The other option would be for him to perform a new partial thickness stromal transplant on the eye. This was the option he recommended. He admitted it may not work better. If the issue was with the donor cornea (which apparently cannot really be tested while it is in my eye) then it would fix the problem. If it was because somehow the donor tissue and my tissue did not join properly there was a good chance it would not happen again. If the issue was with my tissue around the donar cornea changing shape...well lit would probably continue to the same after the operation. I imagine there are other possibilities as well but they are the only ones discussed.

bleh so I'm not very happy about this. I have bunch of questions to ask him. I've started some allergy desensitisation which will probably take several months - should I finish this before the operation. I noticed this year my eye (probably because of allergy) was much worse around january - should the operation by then NOT done in december like the last two? Last time I found wearing a soft contact lens greatly reduced pain - given it turns out inflammation can lead to issues with healing should I preventively wear the contact lens?

I'm going to have to ask my optomitrist if he thinks there is a trend for the changes to my eye decreasing and what he thinks about having the operation again. I'm wondering about getting a second opinion though I am not sure from who given Dr Maloof is supposed to be a leader in this type of operation.

I do remember on my first checkup maybe two weeks after the operation talking to another pateint who was doing much better then me...is that cause operations disagree with me or just this one.

He says he would be happy to do the operation under a local anaesthetic if I thought I would be ok with that. hmmm.

Dr Maloof said I am the first patient of where he thought he had to try to take the stitches out early to stabilise the eye. I am also the first where after this amount of time he has offered to do the procedure again in order to get a stable eye. SO much for a normative blog for others to read! He said that this time he would not charge more then medicare and my health fund would cover.

The next bit will probably bore the causual reader but I'm going to put some readings up....if nothing else it may make it easier for me to refer to them again!

25th Jan 2010. 48@82 41.2@172 +1.75/-5.00@150 vision with this prescription 6/9

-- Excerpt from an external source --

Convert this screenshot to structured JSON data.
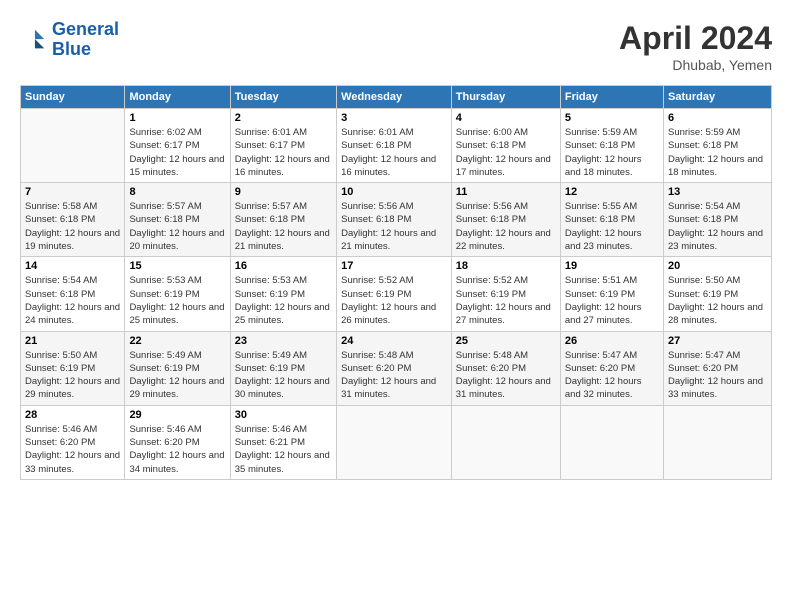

After operation to correct curvature:

9th Feb 46.8@72 42.5@162 +125/-5/50@150 6/21

2nd March 46.0@66 43.0@156 +125/-500@135 6/15

6th April 2010 45.7@65 42.8@155 +1.75/-600@135 6/12

as you can see the vision is constantly improving since the trama of the feb operation - however each time the prescription is different which means its all pretty theoretical and I have actually had no prescription lens during this time. They take 2 weeks to order...it would be out of date by the time it arrived. Yesterday (13th April) Dr Maloof took new readings. he didn't tell me what they were only that there were quiet different from the readings on the 6th April and that the corrected vision was actually worse. It will be interesting to see what Andrew Watkins get when he measures me next - which will be as soon as he will see me next.

I've also got hardcopies of lots of pretty topographical maps taken over this period. The Topological maps show the curvature of the cornea. It should be constant. Where it is red it is too steep. This makes the eye stick out more - or be in a "cone" shape which is where keratoconus gets part of its name from. Here are comparative topolgical maps from Feb and April - you don't have to understand them to see that they are quiet different. My right eye taken over the same period shows minor difference - I don't think it has really changed so maybe there is some level of error in these measurements...even so these are quiet different. I just noticed the numbers at the bottom of the topological graphs which show more readings with different astigmatism! I'm not really sure what the diagram on the left means. (anyone care to share?)

(Click on image to view larger)